◆ ASSIGNED TASK ◆
All entries that follow are to be written out verbatim.

◆ RECORDS TO PROCESS ◆
☆ ☆ ☆ ☆ ☆ ☆ ☆

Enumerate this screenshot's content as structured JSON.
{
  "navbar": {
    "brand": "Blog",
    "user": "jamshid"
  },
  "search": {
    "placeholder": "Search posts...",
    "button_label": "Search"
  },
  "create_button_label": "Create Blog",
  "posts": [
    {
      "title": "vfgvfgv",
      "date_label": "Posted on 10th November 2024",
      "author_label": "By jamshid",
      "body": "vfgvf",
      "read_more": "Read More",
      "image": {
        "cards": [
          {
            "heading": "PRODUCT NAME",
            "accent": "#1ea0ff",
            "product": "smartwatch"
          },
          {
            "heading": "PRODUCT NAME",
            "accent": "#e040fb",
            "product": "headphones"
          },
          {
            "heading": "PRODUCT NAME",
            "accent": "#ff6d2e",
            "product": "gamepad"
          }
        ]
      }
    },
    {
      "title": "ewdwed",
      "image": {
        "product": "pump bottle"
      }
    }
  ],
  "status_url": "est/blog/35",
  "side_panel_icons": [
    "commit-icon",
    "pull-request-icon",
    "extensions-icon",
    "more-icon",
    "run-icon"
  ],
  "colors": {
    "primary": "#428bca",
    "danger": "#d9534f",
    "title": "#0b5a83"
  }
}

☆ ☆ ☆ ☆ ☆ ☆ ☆

◆ RESPONSE TO THE TASK ◆
Enumerate this screenshot's content as structured JSON.
{
  "navbar": {
    "brand": "Blog",
    "user": "jamshid"
  },
  "search": {
    "placeholder": "Search posts...",
    "button_label": "Search"
  },
  "create_button_label": "Create Blog",
  "posts": [
    {
      "title": "vfgvfgv",
      "date_label": "Posted on 10th November 2024",
      "author_label": "By jamshid",
      "body": "vfgvf",
      "read_more": "Read More",
      "image": {
        "cards": [
          {
            "heading": "PRODUCT NAME",
            "accent": "#1ea0ff",
            "product": "smartwatch"
          },
          {
            "heading": "PRODUCT NAME",
            "accent": "#e040fb",
            "product": "headphones"
          },
          {
            "heading": "PRODUCT NAME",
            "accent": "#ff6d2e",
            "product": "gamepad"
          }
        ]
      }
    },
    {
      "title": "ewdwed",
      "image": {
        "product": "pump bottle"
      }
    }
  ],
  "status_url": "est/blog/35",
  "side_panel_icons": [
    "commit-icon",
    "pull-request-icon",
    "extensions-icon",
    "more-icon",
    "run-icon"
  ],
  "colors": {
    "primary": "#428bca",
    "danger": "#d9534f",
    "title": "#0b5a83"
  }
}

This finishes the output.